  10. Omigbodun OO, Odukogbe AT, Omigbodun AO, Yusuf OB, Bella TT, Olayemi O. Stressors and psychological symptoms in students of medicine and allied health professions in Nigeria. Soc Psychiatry Psychiatr Epidemiol. 2006;41(5):415-21. Epub 2006 Feb 14.
  11. Schuchert MK. The relationship between verbal abuse in medical students and their confidence in their clinical abilities. Acad Med. 1998;73(8):907-9.
  12. Margittai KJ, Moscarello R, Rossi MF. Forensic aspects of medical student’s abuse: a Canadian perspective. Bull Am Acad Psychiatry Law. 1996;24(3):377-85.
  13. Moon A. Perceptions of elder abuse among various cultural groups: similarities and differences. Generations. 2000;24(2):75-80.
  14. Major A. To bully and be bullied: harassment and mistreatment in medical education. Virtual Mentor. 2014;16(3):155-60. doi: 10.1001/ virtualmentor.2014.16.03.fred1-1403.
  15. Shoukat S, Anis M, Kella DK, Qazi F, Samad F, Mir F, Mansoor M, Parvez MB, Osmani B, Panju SA, Naqvi H. Prevalence of mistreatment or belittlement among medical students – a cross sectional survey at a private medical school in Karachi, Pakistan. PLoS One. 2010;5(10):e13429. doi: 10.1371/journal.pone.0013429.
  16. Scott KM, Caldwell PH, Barnes EH, Barrett J. “Teaching by humiliation” and mistreatment of medical students in clinical rotations: a pilot study. Med J Aust. 2015;203(4):185e.1-6. PMID: 26268289.
About the Authors

Habibeh Ahmadipour ([email protected])

Kerman University of Medical Sciences, Kerman, Iran

Reza Vafadar ([email protected])

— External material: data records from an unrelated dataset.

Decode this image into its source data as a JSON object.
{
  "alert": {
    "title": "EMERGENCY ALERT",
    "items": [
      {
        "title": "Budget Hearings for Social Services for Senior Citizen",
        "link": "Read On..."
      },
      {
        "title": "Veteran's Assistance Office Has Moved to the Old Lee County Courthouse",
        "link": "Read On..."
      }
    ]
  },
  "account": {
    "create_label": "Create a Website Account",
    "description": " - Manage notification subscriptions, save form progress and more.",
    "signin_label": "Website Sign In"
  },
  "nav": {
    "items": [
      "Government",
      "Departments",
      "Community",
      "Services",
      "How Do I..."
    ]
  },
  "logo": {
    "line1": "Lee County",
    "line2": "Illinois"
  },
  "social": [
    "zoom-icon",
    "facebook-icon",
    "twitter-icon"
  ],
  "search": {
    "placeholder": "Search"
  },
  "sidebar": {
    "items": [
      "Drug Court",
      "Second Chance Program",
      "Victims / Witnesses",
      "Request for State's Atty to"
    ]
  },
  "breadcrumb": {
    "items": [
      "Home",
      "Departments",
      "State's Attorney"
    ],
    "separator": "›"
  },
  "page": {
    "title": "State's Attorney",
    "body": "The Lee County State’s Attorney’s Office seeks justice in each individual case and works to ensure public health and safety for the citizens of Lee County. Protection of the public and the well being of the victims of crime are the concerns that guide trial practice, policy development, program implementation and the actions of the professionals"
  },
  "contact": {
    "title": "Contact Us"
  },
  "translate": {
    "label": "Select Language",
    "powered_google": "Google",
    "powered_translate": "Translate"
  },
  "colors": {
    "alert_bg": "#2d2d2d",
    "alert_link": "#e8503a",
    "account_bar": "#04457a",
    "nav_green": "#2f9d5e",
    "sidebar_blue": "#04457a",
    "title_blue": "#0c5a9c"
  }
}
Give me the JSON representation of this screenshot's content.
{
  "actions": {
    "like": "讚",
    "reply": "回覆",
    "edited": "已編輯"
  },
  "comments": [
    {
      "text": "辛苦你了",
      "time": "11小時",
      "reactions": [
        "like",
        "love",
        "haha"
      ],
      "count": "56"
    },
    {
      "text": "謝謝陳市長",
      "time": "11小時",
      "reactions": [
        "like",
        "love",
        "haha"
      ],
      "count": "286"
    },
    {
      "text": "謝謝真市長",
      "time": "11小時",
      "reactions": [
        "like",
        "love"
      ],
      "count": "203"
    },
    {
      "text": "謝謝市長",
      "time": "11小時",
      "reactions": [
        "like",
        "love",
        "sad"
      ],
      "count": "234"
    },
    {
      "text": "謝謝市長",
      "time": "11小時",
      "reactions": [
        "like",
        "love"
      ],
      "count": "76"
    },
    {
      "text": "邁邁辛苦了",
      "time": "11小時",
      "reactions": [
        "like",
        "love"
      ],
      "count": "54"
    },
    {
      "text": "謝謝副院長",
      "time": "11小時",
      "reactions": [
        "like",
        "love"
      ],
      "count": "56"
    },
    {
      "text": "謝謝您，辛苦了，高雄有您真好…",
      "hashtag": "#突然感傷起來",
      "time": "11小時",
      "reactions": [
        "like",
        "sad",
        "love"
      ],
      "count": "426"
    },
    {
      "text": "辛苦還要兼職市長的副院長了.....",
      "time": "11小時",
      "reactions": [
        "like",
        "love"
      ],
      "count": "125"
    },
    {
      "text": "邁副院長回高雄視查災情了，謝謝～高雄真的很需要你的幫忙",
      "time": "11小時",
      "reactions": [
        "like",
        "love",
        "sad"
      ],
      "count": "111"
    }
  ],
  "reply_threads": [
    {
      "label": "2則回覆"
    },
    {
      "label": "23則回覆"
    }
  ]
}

General Practitioner, School of Medicine

Research Centres for Social Determinants of Health




There are currently no refbacks.

Article Views

PDF Downloads